“She found it in a book,” Anggasta said, laughing. “I guess she thinks it’s a girl’s name. I always complain about it to her.”

Anggasta is a transfer student, coming to Moore from the Community College of Philadelphia. An older sister was already studying at Drexel University, and their mother wanted them to be in close proximity.

“I checked out some schools kind of far away, but my parents and I like Philly,” she said. Anggasta learned about Moore from a classmate at CCP, took a tour and liked the modern campus and smaller class sizes.

A KNACK FOR ART

Born in Samarinda, Borneo, and raised in the capital city of Jakarta, Anggasta is third-generation Indonesian, and both her parents are Chinese.

“My ancestors are from China, but I’ve lived in Indonesia all my life,” she said. “I speak Indonesian, not Chinese.” Anggasta can also speak some of the traditional language called Javanese. She has a Chinese name that she uses only for legal purposes. Everyone in her family has different last names, which she says is not unusual for Chinese living in Indonesia, given the long history of struggles between the two countries. Anggasta has a younger brother studying medicine in Indonesia, and a younger sister in middle school.

Anggasta became interested in art in middle school, and was always drawing and designing. She thought about studying graphic design or architecture.

“Then I looked at interior design and saw the materials and I like to touch them and I like color,” she said. She enjoys space planning and combining materials, and hopes to do interior design in commercial settings like hotels and hospitals.

SIDE INTERESTS

A bit of homesickness was cured by diving into the Philadelphia chapter of an Indonesian student organization known as PERMIAS. Anggasta has served on the board as director of education and has produced the group’s bi-monthly magazine. She is a backup singer in a band at an Indonesian church where she volunteers.

“I got a lot of friends here and I know the community,” she said. “I feel ok right now.”

Anggasta enjoys traveling, hopping up to New York or down to Washington D.C. frequently. She’s also recently been to Chicago, Boston, Princeton and Canada.

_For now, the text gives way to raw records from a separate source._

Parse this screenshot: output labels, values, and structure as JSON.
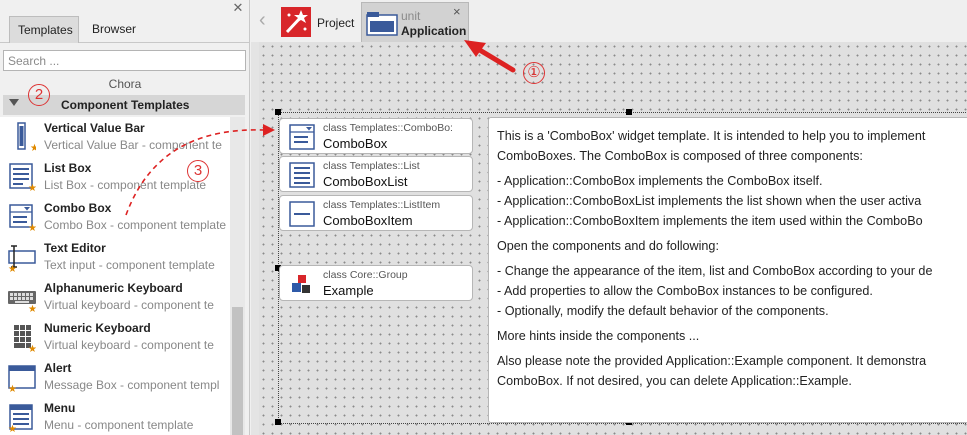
{
  "left_panel": {
    "tabs": [
      {
        "label": "Templates",
        "active": true
      },
      {
        "label": "Browser",
        "active": false
      }
    ],
    "search": {
      "placeholder": "Search ...",
      "value": ""
    },
    "folder": "Chora",
    "group_title": "Component Templates",
    "items": [
      {
        "name": "Vertical Value Bar",
        "desc": "Vertical Value Bar -  component te",
        "icon": "vertical-value-bar-icon"
      },
      {
        "name": "List Box",
        "desc": "List Box -  component template",
        "icon": "list-box-icon"
      },
      {
        "name": "Combo Box",
        "desc": "Combo Box -  component template",
        "icon": "combo-box-icon"
      },
      {
        "name": "Text Editor",
        "desc": "Text input - component template",
        "icon": "text-editor-icon"
      },
      {
        "name": "Alphanumeric Keyboard",
        "desc": "Virtual keyboard -  component te",
        "icon": "keyboard-icon"
      },
      {
        "name": "Numeric Keyboard",
        "desc": "Virtual keyboard - component te",
        "icon": "numeric-keyboard-icon"
      },
      {
        "name": "Alert",
        "desc": "Message Box -  component templ",
        "icon": "alert-icon"
      },
      {
        "name": "Menu",
        "desc": "Menu -  component template",
        "icon": "menu-icon"
      }
    ]
  },
  "editor": {
    "tabs": {
      "project": {
        "label": "Project"
      },
      "application": {
        "kind": "unit",
        "name": "Application",
        "close": "×"
      }
    },
    "bricks": [
      {
        "class": "class Templates::ComboBo:",
        "name": "ComboBox",
        "icon": "combo-box-icon"
      },
      {
        "class": "class Templates::List",
        "name": "ComboBoxList",
        "icon": "list-box-icon"
      },
      {
        "class": "class Templates::ListItem",
        "name": "ComboBoxItem",
        "icon": "list-item-icon"
      },
      {
        "class": "class Core::Group",
        "name": "Example",
        "icon": "group-icon"
      }
    ],
    "annotation": [
      "This is a 'ComboBox' widget template. It is intended to help you to implement",
      "ComboBoxes. The ComboBox is composed of three components:",
      "",
      "- Application::ComboBox implements the ComboBox itself.",
      "- Application::ComboBoxList implements the list shown when the user activa",
      "- Application::ComboBoxItem implements the item used within the ComboBo",
      "",
      "Open the components and do following:",
      "",
      "- Change the appearance of the item, list and ComboBox according to your de",
      "- Add properties to allow the ComboBox instances to be configured.",
      "- Optionally, modify the default behavior of the components.",
      "",
      "More hints inside the components ...",
      "",
      "Also please note the provided Application::Example component. It demonstra",
      "ComboBox. If not desired, you can delete Application::Example."
    ]
  },
  "callouts": [
    "①",
    "2",
    "3"
  ],
  "colors": {
    "callout": "#dd2222",
    "icon_blue": "#3a5a9a",
    "accent_star": "#e08a00"
  }
}
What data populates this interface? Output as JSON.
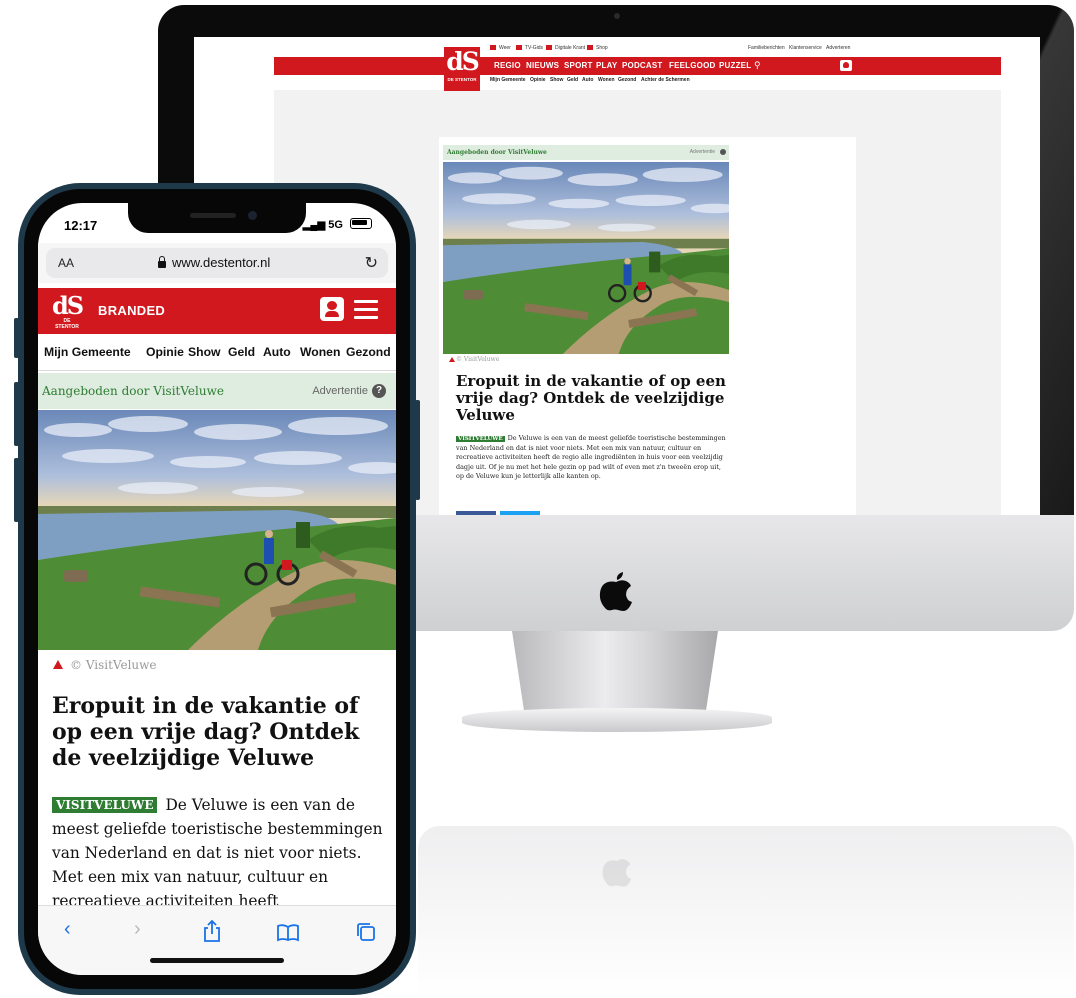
{
  "desktop": {
    "logo": {
      "mark": "dS",
      "name": "DE STENTOR"
    },
    "topbar_left": [
      "Weer",
      "TV-Gids",
      "Digitale Krant",
      "Shop"
    ],
    "topbar_right": [
      "Familieberichten",
      "Klantenservice",
      "Adverteren"
    ],
    "nav": [
      "REGIO",
      "NIEUWS",
      "SPORT",
      "PLAY",
      "PODCAST",
      "FEELGOOD",
      "PUZZEL"
    ],
    "subnav": [
      "Mijn Gemeente",
      "Opinie",
      "Show",
      "Geld",
      "Auto",
      "Wonen",
      "Gezond",
      "Achter de Schermen"
    ],
    "ad_label": "Aangeboden door VisitVeluwe",
    "ad_badge": "Advertentie",
    "credit": "© VisitVeluwe",
    "title": "Eropuit in de vakantie of op een vrije dag? Ontdek de veelzijdige Veluwe",
    "badge": "VISITVELUWE",
    "text": "De Veluwe is een van de meest geliefde toeristische bestemmingen van Nederland en dat is niet voor niets. Met een mix van natuur, cultuur en recreatieve activiteiten heeft de regio alle ingrediënten in huis voor een veelzijdig dagje uit. Of je nu met het hele gezin op pad wilt of even met z'n tweeën erop uit, op de Veluwe kun je letterlijk alle kanten op."
  },
  "phone": {
    "time": "12:17",
    "network": "5G",
    "aa": "AA",
    "url": "www.destentor.nl",
    "logo": {
      "mark": "dS",
      "name": "DE STENTOR"
    },
    "section": "BRANDED",
    "subnav": [
      "Mijn Gemeente",
      "Opinie",
      "Show",
      "Geld",
      "Auto",
      "Wonen",
      "Gezond"
    ],
    "ad_label": "Aangeboden door VisitVeluwe",
    "ad_badge": "Advertentie",
    "help": "?",
    "credit": "© VisitVeluwe",
    "title": "Eropuit in de vakantie of op een vrije dag? Ontdek de veelzijdige Veluwe",
    "badge": "VISITVELUWE",
    "text": "De Veluwe is een van de meest geliefde toeristische bestemmingen van Nederland en dat is niet voor niets. Met een mix van natuur, cultuur en recreatieve activiteiten heeft"
  },
  "colors": {
    "brand_red": "#d1181f",
    "sponsor_green": "#2e7d32",
    "ad_bar": "#dfece0"
  },
  "icons": [
    "apple-logo-icon",
    "lock-icon",
    "reload-icon",
    "user-icon",
    "menu-icon",
    "search-icon",
    "back-icon",
    "forward-icon",
    "share-icon",
    "bookmarks-icon",
    "tabs-icon",
    "help-icon"
  ]
}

She does miss Indonesia’s tropical temperatures.

“Now that I know snow, I hate it,” she said. “It can be really beautiful, but seriously, when you walk in it, it’s horrible.”

Published on January 22nd, 2018